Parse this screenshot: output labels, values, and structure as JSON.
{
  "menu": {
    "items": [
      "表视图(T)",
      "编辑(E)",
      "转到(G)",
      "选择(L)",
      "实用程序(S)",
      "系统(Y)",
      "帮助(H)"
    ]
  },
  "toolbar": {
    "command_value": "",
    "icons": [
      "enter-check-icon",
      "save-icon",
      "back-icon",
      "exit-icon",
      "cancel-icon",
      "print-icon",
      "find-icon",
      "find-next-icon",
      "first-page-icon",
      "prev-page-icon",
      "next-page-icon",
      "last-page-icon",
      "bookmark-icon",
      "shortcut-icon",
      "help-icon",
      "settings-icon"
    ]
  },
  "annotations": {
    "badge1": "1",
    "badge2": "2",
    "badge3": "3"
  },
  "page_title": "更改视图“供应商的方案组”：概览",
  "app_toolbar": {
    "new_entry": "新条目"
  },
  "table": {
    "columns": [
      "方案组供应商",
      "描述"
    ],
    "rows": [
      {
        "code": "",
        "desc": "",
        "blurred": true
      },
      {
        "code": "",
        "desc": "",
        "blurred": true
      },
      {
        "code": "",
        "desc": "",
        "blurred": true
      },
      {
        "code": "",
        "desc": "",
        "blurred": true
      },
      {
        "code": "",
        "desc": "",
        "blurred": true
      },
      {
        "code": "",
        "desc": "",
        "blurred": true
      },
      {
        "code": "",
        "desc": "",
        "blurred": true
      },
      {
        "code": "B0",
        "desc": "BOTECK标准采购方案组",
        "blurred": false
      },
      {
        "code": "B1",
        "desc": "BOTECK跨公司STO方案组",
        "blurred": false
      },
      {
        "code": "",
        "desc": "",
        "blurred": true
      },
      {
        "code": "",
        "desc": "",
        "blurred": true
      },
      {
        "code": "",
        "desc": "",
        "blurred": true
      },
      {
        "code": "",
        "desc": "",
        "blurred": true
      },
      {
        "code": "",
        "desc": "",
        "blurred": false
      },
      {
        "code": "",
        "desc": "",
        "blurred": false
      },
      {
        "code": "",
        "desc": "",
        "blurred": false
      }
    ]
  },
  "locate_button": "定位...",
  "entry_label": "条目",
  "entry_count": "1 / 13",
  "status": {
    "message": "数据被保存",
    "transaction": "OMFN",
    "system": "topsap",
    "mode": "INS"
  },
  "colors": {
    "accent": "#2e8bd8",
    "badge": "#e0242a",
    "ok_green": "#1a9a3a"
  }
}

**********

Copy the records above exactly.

● RESULT FOR THIS TASK
Parse this screenshot: output labels, values, and structure as JSON.
{
  "menu": {
    "items": [
      "表视图(T)",
      "编辑(E)",
      "转到(G)",
      "选择(L)",
      "实用程序(S)",
      "系统(Y)",
      "帮助(H)"
    ]
  },
  "toolbar": {
    "command_value": "",
    "icons": [
      "enter-check-icon",
      "save-icon",
      "back-icon",
      "exit-icon",
      "cancel-icon",
      "print-icon",
      "find-icon",
      "find-next-icon",
      "first-page-icon",
      "prev-page-icon",
      "next-page-icon",
      "last-page-icon",
      "bookmark-icon",
      "shortcut-icon",
      "help-icon",
      "settings-icon"
    ]
  },
  "annotations": {
    "badge1": "1",
    "badge2": "2",
    "badge3": "3"
  },
  "page_title": "更改视图“供应商的方案组”：概览",
  "app_toolbar": {
    "new_entry": "新条目"
  },
  "table": {
    "columns": [
      "方案组供应商",
      "描述"
    ],
    "rows": [
      {
        "code": "",
        "desc": "",
        "blurred": true
      },
      {
        "code": "",
        "desc": "",
        "blurred": true
      },
      {
        "code": "",
        "desc": "",
        "blurred": true
      },
      {
        "code": "",
        "desc": "",
        "blurred": true
      },
      {
        "code": "",
        "desc": "",
        "blurred": true
      },
      {
        "code": "",
        "desc": "",
        "blurred": true
      },
      {
        "code": "",
        "desc": "",
        "blurred": true
      },
      {
        "code": "B0",
        "desc": "BOTECK标准采购方案组",
        "blurred": false
      },
      {
        "code": "B1",
        "desc": "BOTECK跨公司STO方案组",
        "blurred": false
      },
      {
        "code": "",
        "desc": "",
        "blurred": true
      },
      {
        "code": "",
        "desc": "",
        "blurred": true
      },
      {
        "code": "",
        "desc": "",
        "blurred": true
      },
      {
        "code": "",
        "desc": "",
        "blurred": true
      },
      {
        "code": "",
        "desc": "",
        "blurred": false
      },
      {
        "code": "",
        "desc": "",
        "blurred": false
      },
      {
        "code": "",
        "desc": "",
        "blurred": false
      }
    ]
  },
  "locate_button": "定位...",
  "entry_label": "条目",
  "entry_count": "1 / 13",
  "status": {
    "message": "数据被保存",
    "transaction": "OMFN",
    "system": "topsap",
    "mode": "INS"
  },
  "colors": {
    "accent": "#2e8bd8",
    "badge": "#e0242a",
    "ok_green": "#1a9a3a"
  }
}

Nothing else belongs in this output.